§ Input material:
'''

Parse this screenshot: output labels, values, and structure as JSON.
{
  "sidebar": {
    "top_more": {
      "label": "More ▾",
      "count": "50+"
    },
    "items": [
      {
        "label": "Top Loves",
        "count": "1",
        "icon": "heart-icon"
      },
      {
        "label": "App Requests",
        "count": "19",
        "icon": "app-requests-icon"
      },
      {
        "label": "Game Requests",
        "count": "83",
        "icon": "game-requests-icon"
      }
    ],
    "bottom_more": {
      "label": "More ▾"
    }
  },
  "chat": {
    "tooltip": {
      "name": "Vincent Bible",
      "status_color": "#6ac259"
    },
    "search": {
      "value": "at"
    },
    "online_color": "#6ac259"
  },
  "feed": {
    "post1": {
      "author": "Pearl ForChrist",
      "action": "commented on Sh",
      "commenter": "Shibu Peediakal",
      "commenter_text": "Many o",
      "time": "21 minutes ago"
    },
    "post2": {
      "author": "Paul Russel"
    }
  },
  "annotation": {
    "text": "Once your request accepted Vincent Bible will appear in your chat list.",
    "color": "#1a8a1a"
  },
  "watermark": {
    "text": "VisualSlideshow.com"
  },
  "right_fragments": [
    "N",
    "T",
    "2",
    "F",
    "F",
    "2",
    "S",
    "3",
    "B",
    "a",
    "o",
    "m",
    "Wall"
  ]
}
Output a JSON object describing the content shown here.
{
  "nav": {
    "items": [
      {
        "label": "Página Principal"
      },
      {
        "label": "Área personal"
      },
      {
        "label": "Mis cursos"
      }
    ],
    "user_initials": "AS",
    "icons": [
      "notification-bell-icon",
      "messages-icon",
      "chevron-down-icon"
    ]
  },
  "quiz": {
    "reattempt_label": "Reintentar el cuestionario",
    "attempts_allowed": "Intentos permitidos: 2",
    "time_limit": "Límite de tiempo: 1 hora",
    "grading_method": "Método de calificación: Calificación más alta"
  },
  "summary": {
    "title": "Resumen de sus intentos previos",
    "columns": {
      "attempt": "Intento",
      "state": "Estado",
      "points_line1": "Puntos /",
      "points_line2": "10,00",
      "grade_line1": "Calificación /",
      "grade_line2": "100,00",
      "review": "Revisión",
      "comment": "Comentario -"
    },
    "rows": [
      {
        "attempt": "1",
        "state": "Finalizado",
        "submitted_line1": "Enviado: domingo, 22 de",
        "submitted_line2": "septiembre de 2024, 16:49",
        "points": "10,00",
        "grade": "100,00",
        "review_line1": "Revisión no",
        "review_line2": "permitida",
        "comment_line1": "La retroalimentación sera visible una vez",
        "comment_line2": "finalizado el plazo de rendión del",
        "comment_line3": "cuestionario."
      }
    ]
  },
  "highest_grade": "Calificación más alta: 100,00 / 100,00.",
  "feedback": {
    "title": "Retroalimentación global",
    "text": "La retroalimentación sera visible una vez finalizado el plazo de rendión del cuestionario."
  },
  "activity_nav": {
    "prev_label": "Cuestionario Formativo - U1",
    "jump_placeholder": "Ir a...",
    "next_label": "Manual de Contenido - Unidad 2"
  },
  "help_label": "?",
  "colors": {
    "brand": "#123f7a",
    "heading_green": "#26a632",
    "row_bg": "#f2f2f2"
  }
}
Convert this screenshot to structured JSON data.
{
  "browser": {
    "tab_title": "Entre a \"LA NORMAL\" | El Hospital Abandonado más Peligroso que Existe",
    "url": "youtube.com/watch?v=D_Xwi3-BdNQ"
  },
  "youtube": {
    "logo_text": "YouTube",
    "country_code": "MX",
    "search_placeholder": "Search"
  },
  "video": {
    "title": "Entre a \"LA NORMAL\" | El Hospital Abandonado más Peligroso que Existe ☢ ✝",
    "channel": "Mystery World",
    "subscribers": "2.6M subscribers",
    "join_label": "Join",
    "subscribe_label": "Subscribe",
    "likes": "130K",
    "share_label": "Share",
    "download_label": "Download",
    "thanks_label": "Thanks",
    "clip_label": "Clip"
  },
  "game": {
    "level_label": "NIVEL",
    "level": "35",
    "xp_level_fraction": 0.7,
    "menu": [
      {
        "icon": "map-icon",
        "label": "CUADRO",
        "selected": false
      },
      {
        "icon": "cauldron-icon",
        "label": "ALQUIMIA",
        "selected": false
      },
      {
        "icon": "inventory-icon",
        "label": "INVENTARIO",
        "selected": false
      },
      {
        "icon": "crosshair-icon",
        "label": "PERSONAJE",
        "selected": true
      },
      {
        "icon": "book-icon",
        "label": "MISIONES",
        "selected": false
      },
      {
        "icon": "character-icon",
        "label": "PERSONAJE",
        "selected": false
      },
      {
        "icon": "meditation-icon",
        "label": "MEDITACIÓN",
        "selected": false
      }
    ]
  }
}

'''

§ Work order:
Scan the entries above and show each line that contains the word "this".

§ Exercise answer:
Parse this screenshot: output labels, values, and structure as JSON.
Convert this screenshot to structured JSON data.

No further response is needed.